The United States is the largest beef producer and beef importer in the world. In 2021 alone, Americans ate over 20 billion pounds of beef. Producing that amount of beef involves a significant amount of land for livestock pasture and feed crops, much of which was formerly forest, prairie, and other vital ecosystems.

46% of the land in the United States (lower 48 states) is used for animal agriculture.

Animal agriculture uses huge amounts of water in the drought-stricken western United States. Especially beef.

“Fully 80% of the water drawn from the Colorado goes to irrigating some 5.5 million acres, most of which is used to grow alfalfa and grass to feed cattle, and not only in the United States.”
- Wade Davis, writing for Rolling Stone

Remaining wild habitats are threatened by pollutants and water use from animal agricultural operations. Fertilizers, livestock manure, and pesticides do not always remain stationary on the landscape where they are applied. Runoff, infiltration, and irrigation return flows can move these contaminants into local streams, rivers, and groundwater - even affecting drinking water supplies.

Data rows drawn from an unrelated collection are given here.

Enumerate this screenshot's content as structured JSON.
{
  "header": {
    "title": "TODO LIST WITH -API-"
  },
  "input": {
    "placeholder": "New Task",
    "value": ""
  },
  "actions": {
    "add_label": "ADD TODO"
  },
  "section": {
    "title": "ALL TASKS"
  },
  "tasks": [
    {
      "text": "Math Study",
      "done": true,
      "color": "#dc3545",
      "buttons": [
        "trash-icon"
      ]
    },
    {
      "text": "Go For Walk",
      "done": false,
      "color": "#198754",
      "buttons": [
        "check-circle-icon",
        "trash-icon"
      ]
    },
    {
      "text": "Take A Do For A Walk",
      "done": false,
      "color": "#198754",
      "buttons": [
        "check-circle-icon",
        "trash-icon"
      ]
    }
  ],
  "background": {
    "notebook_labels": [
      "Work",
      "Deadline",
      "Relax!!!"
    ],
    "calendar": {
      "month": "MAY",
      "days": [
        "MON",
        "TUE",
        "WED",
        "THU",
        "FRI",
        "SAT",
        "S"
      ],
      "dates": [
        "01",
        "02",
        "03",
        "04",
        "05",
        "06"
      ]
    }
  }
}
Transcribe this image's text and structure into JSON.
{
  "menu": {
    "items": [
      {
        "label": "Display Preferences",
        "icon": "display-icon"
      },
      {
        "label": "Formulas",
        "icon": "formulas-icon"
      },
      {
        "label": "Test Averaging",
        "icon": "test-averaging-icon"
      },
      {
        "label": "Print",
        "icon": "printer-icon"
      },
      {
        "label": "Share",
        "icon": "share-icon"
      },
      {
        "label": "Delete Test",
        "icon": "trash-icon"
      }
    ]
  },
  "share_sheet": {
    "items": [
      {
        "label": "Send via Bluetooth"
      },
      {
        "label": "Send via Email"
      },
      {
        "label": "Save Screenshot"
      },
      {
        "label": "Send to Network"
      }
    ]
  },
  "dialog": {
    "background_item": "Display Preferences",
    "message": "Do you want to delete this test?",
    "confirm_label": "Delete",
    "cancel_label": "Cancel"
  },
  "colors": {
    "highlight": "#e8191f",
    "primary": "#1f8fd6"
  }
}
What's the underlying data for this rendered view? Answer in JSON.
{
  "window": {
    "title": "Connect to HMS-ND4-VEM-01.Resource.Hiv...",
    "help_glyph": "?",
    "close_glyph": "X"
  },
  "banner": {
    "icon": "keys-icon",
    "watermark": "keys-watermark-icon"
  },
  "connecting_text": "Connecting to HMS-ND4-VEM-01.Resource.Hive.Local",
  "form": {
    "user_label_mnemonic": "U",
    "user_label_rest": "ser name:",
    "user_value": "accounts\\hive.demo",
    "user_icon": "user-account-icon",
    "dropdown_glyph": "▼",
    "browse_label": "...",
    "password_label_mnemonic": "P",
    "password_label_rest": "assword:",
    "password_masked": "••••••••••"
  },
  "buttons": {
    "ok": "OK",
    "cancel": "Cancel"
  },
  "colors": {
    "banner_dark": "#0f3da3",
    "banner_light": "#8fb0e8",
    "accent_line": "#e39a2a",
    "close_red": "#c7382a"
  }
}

In 2021 alone, Americans ate over 20 billion pounds of beef.

Case Studies